There are ongoing research efforts in the U.S., UK, France, Russia, China, and in other countries to design improved shock tube experiments and experiments using novel apparatuses and advanced diagnostics in order to further elucidate the physics of RM, RT, and KH instabilities (as well as combinations of these instabilities) and better understand turbulent mixing across material interfaces. There are, however, a number of difficulties associated with experiments, including: separating the fluids initially, the design and interpretation of appropriate diagnostics, and the inability to measure certain quantities of interest either because of their intrinsic nature (e.g., vorticity) or because of limitations in the experimental configurations or resolution of diagnostics. Computational, theoretical, and modeling studies have been conducted in conjunction with experiments to complement the data obtained from the experiments, aid in the design and interpretation of experimental results, develop reduced model descriptions (such as Reynolds-averaged and buoyancy–drag models), and validate numerical methods and codes by comparisons to experimental data and theoretical results. The numerical simulation techniques applied to these hydrodynamic instability and turbulent mixing problems comprise the full spectrum of approaches used to study turbulent flows: direct numerical simulation (DNS), large-eddy simulation (LES), monotone or implicit LES (MILES or ILES), and Reynolds-averaged simulation.
The 14th International Workshop on the Physics of Compressible Turbulent Mixing (IWPCTM14) was organized by the Lawrence Livermore National Laboratory and held in San Francisco, CA (Aug. 31–Sept. 5, 2014), with additional co-sponsorship from the Commissariat à l'Énergie Atomique et aux Énergies Alternatives (France) and the Atomic Weapons Establishment (UK). The conference was attended by a large contingent of scientists from the U.S., UK, France, China, Japan, Russia, and Israel.
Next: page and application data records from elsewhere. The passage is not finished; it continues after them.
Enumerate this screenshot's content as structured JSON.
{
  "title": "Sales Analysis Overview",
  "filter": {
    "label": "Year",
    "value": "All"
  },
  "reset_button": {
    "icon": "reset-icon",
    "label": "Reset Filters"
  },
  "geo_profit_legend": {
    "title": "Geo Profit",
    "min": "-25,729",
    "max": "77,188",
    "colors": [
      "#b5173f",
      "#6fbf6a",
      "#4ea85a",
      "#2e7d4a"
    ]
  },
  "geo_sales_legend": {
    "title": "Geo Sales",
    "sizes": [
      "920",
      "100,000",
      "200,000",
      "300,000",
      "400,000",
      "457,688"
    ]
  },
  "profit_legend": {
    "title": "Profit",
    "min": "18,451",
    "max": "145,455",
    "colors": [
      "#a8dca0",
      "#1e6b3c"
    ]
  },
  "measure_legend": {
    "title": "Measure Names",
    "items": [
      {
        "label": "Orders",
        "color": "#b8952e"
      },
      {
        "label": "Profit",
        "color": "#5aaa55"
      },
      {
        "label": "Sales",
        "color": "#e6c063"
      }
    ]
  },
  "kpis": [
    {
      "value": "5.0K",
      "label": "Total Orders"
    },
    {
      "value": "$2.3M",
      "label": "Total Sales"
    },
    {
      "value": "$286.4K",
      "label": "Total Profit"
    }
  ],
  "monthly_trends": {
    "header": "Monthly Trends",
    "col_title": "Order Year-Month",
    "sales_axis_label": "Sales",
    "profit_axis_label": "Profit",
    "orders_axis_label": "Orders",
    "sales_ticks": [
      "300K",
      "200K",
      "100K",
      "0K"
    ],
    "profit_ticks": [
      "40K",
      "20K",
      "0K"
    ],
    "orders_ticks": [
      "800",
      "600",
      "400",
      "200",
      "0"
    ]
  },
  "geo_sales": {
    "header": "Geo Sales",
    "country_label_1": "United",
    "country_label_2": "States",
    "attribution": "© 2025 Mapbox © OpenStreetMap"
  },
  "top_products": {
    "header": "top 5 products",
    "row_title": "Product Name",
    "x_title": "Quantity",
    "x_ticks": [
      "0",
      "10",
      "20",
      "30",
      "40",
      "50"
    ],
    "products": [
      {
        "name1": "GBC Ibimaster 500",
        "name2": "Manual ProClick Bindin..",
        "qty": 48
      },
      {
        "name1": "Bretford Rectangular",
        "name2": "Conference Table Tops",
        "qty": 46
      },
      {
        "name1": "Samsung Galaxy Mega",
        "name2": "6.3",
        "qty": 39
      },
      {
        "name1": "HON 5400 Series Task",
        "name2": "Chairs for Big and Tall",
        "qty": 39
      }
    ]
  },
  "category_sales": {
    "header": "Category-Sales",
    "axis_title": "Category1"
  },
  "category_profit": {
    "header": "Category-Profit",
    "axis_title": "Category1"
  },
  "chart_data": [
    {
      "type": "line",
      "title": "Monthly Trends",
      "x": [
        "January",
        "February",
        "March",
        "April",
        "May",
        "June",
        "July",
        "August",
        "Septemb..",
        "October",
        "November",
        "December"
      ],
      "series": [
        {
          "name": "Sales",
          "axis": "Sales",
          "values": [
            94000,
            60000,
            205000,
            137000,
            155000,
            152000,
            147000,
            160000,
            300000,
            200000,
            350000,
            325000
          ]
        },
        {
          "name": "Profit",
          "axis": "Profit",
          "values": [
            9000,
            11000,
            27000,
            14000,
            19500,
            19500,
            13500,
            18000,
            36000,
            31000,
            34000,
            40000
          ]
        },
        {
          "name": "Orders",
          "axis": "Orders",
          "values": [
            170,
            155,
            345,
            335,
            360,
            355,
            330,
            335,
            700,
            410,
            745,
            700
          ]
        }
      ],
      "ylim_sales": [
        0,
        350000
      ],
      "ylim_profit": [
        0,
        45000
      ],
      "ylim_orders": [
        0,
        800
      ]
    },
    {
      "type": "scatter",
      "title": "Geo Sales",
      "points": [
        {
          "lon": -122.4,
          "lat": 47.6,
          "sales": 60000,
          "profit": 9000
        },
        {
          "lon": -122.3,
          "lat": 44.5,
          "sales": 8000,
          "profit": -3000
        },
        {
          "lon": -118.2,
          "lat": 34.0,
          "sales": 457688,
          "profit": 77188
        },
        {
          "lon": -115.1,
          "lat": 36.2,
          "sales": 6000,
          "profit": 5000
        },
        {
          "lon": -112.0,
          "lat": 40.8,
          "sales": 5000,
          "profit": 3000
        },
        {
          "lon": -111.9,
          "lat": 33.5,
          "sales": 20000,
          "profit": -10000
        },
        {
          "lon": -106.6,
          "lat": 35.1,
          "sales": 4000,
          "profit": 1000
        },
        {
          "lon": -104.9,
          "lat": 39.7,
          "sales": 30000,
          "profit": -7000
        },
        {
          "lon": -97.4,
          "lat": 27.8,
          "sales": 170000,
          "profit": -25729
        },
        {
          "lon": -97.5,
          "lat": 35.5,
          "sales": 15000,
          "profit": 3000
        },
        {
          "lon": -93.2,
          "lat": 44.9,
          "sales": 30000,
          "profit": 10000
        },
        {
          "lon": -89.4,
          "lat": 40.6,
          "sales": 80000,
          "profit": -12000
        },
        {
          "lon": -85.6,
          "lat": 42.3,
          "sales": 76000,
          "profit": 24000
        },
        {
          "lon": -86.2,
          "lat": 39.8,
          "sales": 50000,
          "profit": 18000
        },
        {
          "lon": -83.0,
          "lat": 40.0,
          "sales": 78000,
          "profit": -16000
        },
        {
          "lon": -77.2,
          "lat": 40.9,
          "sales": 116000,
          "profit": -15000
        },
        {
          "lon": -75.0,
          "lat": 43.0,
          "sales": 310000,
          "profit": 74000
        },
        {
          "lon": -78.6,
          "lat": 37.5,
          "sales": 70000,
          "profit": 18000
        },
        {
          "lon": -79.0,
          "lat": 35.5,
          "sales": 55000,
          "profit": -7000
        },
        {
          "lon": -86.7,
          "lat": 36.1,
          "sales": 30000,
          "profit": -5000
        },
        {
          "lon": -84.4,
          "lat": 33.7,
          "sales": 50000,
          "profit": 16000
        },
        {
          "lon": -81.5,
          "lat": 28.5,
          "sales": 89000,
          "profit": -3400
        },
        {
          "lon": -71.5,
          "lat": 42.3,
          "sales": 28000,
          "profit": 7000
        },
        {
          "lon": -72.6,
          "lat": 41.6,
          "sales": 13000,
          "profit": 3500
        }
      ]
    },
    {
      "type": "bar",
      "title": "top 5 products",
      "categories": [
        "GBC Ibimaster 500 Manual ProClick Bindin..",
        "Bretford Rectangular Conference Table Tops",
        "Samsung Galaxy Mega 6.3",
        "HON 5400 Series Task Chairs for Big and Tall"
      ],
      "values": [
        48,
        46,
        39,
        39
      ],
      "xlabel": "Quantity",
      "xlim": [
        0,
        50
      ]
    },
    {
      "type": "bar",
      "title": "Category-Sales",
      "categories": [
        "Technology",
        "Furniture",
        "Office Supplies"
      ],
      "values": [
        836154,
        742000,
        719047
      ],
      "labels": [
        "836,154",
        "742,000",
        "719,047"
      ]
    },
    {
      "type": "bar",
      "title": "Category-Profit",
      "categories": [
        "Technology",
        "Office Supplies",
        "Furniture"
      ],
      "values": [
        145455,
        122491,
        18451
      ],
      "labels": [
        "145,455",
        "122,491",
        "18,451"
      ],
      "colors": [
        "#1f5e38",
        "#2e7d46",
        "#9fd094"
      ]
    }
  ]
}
Experimental, theoretical, and computational studies of mixing processes applied to a wide range of problems were discussed at the workshop. The IWPCTM14 provided an excellent opportunity for an international group of delegates from national laboratories, institutes, and universities to review state-of-the-art research on turbulent mixing and to discuss future research directions in this field (for more information on this series of biennial workshops and for proceedings from previous workshops, see the IWPCTM website).1
This special section issue of the ASME Journal of Fluids Engineering publishes peer-reviewed experimental, computational, and theoretical research papers based on presentations given at the IWPCTM14. Wilson et al. described the experimental results from the Los Alamos National Laboratory Vertical Shock Tube Facility that examined the effect of initial conditions and Mach number on RM instability. Shimony et al. combined the new numerical simulations and statistical modeling to obtain insights into the effect of long-wavelength initial conditions on the development of KH instability observed in previous OMEGA laser experiments. Annamalai et al. used the numerical simulations to investigate the properties of the multiphase instability resulting from the explosive dispersal of a dense core of solid particles. Computational studies also focused on Reynolds-averaged modeling and LES of unstable turbulence due to RT and RM instabilities. Gréa et al. discussed the challenges facing mixing models for capturing flow transients using unstably stratified homogeneous turbulence as a test problem. Zhou and Thornber gave an overview of various methods for determining the effective eddy viscosity in ILES.
The guest editors of this special section issue thank all of the authors for their efforts in preparing their papers as well as all of the reviewers for their assistance in reviewing these papers. Finally, we thank the ASME Journal of Fluids Engineering Editor, Editorial Office, and the ASME Production Team for their encouragement and assistance during the preparation of this special section issue.